__What the exercise asks__.
Your task is to filter the entries and copy every line containing the string "PreviousValue".

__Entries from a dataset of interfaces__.
+ + + + +

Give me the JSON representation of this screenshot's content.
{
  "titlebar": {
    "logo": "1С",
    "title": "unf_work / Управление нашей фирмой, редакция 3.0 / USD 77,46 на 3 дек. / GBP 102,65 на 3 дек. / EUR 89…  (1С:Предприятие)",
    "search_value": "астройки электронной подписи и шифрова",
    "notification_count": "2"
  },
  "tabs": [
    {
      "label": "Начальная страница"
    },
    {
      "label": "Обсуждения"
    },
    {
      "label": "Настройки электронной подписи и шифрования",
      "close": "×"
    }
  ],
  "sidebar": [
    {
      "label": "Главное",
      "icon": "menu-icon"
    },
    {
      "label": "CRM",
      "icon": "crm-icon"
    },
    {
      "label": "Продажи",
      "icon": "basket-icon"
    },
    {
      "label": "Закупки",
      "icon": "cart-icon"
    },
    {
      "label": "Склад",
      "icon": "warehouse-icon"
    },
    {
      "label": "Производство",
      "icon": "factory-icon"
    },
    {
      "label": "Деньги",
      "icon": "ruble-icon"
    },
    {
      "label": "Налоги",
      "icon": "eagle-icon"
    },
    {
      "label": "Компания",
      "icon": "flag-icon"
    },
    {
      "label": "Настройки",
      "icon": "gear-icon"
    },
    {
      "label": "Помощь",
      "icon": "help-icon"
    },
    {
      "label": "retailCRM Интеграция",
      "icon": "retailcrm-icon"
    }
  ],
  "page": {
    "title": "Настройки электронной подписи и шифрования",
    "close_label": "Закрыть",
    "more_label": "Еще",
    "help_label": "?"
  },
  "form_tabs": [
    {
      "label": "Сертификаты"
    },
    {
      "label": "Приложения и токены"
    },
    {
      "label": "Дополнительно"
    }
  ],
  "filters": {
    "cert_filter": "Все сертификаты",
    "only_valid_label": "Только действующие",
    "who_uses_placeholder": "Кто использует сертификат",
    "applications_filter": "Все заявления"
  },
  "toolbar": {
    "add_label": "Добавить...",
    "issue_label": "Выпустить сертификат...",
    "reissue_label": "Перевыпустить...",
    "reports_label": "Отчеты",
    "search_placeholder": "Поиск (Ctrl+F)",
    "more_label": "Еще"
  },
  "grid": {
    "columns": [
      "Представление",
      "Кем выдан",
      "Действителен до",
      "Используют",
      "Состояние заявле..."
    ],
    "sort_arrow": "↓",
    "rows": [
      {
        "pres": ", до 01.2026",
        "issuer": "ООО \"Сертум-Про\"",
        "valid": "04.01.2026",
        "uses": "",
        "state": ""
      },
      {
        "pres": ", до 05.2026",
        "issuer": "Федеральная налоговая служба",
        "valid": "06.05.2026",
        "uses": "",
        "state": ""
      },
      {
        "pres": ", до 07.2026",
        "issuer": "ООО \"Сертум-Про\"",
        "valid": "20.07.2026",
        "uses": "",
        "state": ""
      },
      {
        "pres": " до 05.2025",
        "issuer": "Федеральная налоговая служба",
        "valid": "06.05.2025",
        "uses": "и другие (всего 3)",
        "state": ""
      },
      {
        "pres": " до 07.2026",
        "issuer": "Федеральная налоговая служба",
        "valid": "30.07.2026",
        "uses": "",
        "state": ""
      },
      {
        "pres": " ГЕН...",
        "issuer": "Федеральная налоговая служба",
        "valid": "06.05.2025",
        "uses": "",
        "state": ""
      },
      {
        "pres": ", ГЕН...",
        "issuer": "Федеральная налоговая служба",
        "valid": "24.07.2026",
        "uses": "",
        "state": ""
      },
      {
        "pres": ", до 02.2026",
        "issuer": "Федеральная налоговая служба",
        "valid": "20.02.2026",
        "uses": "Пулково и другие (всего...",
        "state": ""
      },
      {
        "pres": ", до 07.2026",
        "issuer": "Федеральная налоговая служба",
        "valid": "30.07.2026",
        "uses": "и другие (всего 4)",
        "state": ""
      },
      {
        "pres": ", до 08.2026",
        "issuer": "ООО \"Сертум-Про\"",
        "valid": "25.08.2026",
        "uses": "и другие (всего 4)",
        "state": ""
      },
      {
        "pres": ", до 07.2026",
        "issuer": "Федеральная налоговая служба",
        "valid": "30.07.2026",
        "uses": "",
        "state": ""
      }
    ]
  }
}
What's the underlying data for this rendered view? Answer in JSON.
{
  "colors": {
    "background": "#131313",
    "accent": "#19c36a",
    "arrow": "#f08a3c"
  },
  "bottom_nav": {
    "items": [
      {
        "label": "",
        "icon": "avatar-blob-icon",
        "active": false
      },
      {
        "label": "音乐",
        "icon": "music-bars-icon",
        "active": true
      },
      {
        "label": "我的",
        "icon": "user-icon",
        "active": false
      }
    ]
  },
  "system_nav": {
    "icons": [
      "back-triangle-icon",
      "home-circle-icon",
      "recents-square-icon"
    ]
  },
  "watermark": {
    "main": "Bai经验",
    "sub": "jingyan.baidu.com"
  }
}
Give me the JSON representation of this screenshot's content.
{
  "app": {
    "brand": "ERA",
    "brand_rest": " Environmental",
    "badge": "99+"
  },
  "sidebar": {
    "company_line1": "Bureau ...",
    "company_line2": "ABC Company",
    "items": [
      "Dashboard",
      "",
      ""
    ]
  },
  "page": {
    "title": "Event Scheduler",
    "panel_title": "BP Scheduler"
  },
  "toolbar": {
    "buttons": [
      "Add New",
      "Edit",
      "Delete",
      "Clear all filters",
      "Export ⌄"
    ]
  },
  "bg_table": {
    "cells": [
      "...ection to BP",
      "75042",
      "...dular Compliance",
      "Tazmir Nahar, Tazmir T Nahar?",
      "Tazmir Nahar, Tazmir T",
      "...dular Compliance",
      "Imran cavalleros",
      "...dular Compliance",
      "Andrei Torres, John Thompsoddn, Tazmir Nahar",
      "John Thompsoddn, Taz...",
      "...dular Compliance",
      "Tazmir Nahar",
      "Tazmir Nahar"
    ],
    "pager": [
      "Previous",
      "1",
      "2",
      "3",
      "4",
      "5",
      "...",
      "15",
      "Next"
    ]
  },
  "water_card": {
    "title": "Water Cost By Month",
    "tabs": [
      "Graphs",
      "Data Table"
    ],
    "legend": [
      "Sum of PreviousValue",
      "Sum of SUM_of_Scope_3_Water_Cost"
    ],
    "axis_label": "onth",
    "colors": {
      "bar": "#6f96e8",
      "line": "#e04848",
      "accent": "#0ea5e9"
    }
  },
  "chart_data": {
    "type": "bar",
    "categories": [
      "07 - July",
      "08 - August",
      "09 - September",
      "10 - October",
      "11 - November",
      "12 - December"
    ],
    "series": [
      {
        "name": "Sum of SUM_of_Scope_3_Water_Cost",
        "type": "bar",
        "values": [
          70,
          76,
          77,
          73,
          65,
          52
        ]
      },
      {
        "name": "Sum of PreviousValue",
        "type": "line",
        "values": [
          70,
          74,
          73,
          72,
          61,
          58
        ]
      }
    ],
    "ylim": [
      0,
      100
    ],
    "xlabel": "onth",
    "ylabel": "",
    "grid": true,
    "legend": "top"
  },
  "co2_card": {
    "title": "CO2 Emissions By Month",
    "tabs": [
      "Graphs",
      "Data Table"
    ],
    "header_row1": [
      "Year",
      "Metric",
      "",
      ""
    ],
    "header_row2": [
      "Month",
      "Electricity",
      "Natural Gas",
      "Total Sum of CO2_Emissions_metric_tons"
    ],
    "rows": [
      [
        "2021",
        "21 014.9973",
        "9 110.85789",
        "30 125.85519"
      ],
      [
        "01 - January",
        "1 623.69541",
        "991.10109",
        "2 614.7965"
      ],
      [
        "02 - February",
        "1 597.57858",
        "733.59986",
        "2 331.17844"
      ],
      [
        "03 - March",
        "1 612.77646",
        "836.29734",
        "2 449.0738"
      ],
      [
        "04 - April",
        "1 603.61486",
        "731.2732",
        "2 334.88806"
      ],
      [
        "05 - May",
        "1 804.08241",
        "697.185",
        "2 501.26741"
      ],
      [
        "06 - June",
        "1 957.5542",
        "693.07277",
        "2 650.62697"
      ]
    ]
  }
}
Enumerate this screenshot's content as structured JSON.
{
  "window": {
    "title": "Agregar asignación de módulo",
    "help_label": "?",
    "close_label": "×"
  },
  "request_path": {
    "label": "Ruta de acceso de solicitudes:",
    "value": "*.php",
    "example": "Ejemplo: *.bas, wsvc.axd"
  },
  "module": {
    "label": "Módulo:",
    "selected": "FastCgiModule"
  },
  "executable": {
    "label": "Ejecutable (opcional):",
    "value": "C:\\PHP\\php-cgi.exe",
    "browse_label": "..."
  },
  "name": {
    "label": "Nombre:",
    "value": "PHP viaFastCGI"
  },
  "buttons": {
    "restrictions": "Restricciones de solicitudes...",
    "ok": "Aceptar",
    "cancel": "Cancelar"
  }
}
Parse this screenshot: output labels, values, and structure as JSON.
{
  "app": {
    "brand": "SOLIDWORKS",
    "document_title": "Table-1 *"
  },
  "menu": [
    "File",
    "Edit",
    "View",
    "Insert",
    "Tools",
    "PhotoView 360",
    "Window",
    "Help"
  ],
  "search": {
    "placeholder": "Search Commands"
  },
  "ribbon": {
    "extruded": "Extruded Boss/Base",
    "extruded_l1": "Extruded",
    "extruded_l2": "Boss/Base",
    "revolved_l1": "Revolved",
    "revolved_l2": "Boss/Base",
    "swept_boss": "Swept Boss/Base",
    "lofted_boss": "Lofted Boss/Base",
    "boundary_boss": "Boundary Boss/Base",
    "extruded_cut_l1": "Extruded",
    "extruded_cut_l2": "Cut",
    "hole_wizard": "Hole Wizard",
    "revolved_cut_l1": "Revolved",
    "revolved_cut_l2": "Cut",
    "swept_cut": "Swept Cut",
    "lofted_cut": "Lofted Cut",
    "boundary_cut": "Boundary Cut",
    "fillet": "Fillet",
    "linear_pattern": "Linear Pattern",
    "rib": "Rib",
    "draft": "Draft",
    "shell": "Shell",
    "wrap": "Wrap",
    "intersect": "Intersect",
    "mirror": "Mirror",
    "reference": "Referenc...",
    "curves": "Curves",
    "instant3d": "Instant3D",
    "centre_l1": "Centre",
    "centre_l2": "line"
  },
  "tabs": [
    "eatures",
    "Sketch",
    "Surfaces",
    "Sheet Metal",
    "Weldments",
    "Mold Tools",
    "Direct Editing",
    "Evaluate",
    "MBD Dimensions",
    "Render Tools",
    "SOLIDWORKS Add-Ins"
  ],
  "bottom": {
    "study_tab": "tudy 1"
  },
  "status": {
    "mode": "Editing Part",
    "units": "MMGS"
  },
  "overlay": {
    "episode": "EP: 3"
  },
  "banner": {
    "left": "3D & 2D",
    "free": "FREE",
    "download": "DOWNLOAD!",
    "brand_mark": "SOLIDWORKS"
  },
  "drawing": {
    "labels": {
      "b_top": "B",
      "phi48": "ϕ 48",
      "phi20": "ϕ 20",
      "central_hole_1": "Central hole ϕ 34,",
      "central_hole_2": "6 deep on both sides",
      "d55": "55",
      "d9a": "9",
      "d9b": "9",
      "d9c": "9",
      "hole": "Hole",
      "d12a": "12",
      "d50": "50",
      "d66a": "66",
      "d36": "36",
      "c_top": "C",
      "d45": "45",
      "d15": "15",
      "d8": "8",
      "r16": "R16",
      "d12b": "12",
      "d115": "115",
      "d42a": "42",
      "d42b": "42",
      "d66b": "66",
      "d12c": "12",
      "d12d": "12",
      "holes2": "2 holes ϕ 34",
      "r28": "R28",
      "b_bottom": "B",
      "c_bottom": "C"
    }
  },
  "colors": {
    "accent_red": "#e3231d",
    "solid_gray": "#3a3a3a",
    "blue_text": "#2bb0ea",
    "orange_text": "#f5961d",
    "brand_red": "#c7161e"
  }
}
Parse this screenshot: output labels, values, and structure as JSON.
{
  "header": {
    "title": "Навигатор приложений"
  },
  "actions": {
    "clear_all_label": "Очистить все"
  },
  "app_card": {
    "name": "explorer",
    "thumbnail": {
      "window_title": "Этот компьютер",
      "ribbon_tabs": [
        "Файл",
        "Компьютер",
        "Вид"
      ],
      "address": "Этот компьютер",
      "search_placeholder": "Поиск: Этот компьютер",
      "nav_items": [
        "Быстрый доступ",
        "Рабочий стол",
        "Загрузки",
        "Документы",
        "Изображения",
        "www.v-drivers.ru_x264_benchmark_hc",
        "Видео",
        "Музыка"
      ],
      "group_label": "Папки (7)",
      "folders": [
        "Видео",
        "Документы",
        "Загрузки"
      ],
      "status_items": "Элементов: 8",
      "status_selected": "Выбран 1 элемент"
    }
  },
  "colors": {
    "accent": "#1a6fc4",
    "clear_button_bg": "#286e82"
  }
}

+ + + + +

__Solved problem__.
      "Sum of PreviousValue",
        "name": "Sum of PreviousValue",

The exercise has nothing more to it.